Who should I network with?

You know who we all want to be friends with? Our favourite authors. However, these are not the people to network with. As a general rule, I say network with everyone. You never know who is going to suddenly rise to the top, so don’t dismiss people who are ‘less known’ than you. Firstly, it makes you an asshole and secondly, it’s stupid.

Also, I can’t tell you how many times I’ve started talking to someone who looked lost and daggy at a cocktail event or morning tea and found out they are some super important guest speaker. I’ve also make friends with people who are still in uni, only to have them graduate and become acquisitions editors at major publishing houses. People I spent a few years giving feedback to have become massively popular authors.

Your peers are the next round of big names and the big names already have lots of people trying to network with them. They aren’t going to be grateful if you share their new release, but a first-time author will be and they’ll remember you when you’re trying to sell your manuscript.

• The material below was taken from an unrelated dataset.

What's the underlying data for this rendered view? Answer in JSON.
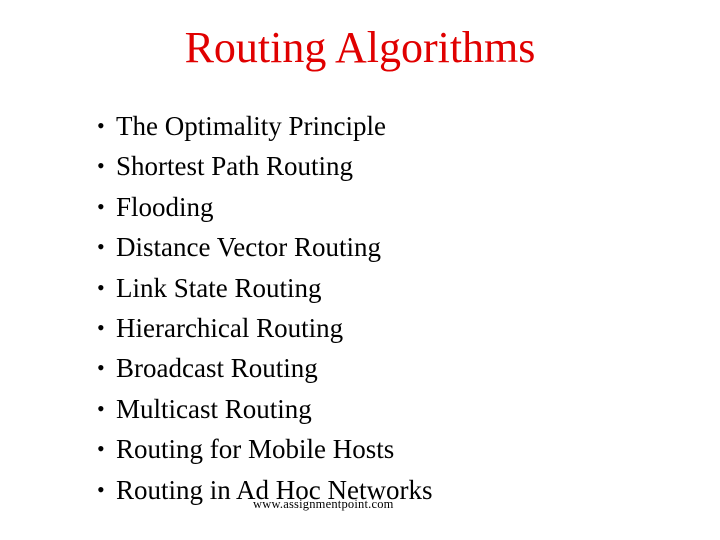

Most of the people I network with will never be famous authors or big name editors. But even if I could see the future, it wouldn’t change who I talked to, because I genuinely enjoy talking to everyone. I’ve never gone in thinking: ‘I want to make friends with an acquisition editor’. I go in thinking: ‘I want to meet some new people and make a good impression, I want to have a good time with these people’.

The enemy of my enemy…

I don’t love everyone. There are a few people I see regularly at conventions that I politely avoid. I would never bad-mouth them. Bad-mouthing anyone is pretty much social suicide in such a small, friendly community like Australian publishing. And while most people generally like me, I am sure there are a few people who politely avoid me too. That’s fine, I really don’t mind at all. I’m sorry about whatever I did to offend them, but I’m not losing sleep.

Approach networking with the aim of being genuine and having a good time. But remember everyone else should be having a good time too.

Don’t say: “Well, I am who I am and if people don’t like it, they can shove off.” You sound like a child. You’re that kid on the floor in the supermarket screaming because his mother won’t buy chocolate. This is a public space, show some goddamn restraint.

And if you are one of those people who feels like they are being deceptive or worries other people are judging them, you need to let that go. You’re not being deceptive, as long as you are genuine. Other people are networking for the same reason. You’re not a phoney or pretending to be something you’re not. We’re all in the same boat and most of us are bailing out the same water with the same leaking buckets.

Someone might be more experienced than you, but no one is inherently ‘better’ than you because of it.

Final tip:

Oh, and the best networking tip of all? Easily accessible business cards.

Get nice cards printed and keep them in your pocket or the easiest part to get to of your purse. When you are saying goodbye to someone, say: “It was nice talking to you, do you have a business card? Do you want mine?”

This will help you remember who you spoke to and remind you to add them on twitter or facebook later on.

Business cards, never leave home without them, folks.

I hope this has given you a clearer idea of what networking is, why we do it and how to go about it. If you have further questions, please email them to me and I’ll address them in future blog posts. I look forward to networking with you soon!